- _The problem_: Examine the records below and count how many lines contain the string "Child". Give only the number.

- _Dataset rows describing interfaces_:
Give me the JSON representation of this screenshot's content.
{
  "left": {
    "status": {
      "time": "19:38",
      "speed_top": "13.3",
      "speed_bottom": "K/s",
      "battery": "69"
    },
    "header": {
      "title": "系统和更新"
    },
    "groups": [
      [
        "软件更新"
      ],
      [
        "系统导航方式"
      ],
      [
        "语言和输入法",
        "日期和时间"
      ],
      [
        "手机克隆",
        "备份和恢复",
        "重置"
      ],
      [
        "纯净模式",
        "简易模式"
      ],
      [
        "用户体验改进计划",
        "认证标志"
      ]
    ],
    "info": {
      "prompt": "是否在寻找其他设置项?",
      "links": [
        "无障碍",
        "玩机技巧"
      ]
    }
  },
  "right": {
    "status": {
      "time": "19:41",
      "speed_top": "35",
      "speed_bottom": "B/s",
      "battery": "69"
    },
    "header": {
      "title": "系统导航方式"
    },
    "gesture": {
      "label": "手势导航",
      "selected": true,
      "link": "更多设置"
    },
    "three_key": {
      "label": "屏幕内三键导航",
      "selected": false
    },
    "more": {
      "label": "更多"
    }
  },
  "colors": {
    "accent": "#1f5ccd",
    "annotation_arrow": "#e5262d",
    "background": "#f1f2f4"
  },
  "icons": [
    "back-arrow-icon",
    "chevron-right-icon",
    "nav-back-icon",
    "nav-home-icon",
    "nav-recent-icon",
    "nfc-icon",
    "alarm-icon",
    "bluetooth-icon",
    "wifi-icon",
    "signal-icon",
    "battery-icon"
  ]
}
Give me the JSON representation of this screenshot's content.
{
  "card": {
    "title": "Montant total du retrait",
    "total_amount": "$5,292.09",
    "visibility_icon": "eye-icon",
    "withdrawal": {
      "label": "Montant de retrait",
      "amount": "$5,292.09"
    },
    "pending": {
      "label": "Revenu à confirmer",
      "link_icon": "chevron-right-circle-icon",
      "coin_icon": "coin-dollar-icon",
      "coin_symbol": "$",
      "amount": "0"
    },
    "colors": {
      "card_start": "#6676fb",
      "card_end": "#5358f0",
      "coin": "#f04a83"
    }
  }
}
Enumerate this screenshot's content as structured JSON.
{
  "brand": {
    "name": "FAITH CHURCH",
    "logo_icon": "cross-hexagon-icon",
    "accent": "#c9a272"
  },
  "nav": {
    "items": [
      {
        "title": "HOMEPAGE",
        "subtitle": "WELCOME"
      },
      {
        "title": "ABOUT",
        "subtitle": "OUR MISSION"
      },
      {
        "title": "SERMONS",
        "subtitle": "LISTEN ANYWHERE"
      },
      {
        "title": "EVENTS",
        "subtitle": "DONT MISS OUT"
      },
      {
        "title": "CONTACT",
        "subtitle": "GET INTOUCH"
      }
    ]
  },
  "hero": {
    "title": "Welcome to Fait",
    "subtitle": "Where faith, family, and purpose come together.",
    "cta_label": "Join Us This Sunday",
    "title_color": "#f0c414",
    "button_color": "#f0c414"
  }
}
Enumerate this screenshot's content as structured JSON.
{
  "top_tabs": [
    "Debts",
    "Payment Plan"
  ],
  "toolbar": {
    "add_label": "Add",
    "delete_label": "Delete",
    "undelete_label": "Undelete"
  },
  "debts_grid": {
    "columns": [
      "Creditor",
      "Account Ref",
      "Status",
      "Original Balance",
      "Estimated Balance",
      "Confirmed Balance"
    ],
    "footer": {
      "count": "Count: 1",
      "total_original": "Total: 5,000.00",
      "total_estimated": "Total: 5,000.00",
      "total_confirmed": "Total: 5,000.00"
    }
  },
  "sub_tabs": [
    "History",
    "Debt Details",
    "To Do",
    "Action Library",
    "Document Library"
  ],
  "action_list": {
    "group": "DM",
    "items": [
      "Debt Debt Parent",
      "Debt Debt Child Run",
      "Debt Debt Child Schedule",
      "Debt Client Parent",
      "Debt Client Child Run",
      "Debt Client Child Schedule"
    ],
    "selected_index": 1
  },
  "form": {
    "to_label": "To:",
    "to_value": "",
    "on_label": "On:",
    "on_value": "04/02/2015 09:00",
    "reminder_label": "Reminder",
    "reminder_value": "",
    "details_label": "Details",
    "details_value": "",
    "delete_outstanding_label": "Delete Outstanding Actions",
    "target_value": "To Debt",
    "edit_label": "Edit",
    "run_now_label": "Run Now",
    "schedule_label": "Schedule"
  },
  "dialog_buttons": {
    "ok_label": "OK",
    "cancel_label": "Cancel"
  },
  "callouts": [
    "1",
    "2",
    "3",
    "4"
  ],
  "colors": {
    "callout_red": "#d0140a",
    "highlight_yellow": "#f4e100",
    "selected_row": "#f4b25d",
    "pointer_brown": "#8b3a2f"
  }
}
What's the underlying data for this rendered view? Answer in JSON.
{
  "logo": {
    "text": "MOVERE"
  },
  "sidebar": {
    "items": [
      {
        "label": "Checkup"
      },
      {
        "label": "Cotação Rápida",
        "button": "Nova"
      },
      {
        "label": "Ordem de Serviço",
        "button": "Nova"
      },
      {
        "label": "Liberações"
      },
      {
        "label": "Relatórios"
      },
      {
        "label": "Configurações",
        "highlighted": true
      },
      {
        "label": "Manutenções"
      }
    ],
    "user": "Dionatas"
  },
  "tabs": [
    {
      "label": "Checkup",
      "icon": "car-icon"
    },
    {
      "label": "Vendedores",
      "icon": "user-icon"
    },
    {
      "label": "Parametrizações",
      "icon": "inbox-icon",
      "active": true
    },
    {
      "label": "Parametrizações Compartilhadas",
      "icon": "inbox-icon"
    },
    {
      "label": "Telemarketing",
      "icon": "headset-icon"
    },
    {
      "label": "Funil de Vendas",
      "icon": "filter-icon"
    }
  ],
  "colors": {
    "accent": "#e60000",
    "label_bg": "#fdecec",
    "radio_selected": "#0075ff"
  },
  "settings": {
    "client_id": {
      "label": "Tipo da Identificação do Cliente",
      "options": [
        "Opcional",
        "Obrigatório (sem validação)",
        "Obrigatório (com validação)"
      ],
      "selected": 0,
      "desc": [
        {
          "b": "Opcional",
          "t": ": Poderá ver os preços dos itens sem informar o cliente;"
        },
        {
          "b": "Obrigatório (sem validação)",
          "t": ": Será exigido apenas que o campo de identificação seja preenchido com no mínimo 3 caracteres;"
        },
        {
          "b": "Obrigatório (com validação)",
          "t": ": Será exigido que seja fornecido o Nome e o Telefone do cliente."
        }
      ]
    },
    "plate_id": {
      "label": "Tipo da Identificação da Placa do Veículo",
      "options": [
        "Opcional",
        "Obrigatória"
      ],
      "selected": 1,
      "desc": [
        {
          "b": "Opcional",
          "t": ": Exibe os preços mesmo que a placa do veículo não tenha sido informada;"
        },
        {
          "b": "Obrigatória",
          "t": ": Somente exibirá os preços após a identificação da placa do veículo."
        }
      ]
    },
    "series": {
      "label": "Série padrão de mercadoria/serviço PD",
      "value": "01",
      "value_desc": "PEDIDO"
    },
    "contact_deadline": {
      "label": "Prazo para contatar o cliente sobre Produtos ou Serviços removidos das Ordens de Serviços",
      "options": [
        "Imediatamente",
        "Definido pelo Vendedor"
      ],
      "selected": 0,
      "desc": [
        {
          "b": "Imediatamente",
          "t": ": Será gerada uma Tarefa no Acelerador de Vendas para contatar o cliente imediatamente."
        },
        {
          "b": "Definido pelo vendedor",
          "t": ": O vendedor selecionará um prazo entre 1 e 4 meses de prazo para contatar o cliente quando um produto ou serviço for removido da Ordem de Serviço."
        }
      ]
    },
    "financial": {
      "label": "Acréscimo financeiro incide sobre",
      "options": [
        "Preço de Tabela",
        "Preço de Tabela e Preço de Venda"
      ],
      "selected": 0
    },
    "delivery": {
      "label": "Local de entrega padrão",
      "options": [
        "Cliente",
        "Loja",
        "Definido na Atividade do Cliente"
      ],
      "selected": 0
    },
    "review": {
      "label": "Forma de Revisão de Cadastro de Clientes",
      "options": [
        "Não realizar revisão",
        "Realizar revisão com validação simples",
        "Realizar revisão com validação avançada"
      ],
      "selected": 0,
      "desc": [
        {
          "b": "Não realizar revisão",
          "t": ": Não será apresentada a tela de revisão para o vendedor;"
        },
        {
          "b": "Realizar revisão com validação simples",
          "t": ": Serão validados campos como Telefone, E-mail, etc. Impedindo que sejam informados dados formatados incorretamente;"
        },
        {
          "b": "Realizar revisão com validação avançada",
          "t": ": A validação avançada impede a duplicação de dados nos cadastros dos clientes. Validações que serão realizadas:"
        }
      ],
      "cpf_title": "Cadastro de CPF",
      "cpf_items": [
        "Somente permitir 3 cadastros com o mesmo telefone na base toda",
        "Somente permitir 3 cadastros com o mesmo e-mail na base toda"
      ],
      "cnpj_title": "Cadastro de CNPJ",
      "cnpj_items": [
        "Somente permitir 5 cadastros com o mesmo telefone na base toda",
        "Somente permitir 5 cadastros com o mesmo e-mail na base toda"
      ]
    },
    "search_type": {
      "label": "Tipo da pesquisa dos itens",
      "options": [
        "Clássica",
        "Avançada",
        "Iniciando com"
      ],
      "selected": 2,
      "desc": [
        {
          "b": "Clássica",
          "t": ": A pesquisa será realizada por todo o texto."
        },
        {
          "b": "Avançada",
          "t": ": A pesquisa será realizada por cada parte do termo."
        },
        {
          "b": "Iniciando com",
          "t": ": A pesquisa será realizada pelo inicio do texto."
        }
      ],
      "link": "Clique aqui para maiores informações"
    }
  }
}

- _Result_: 4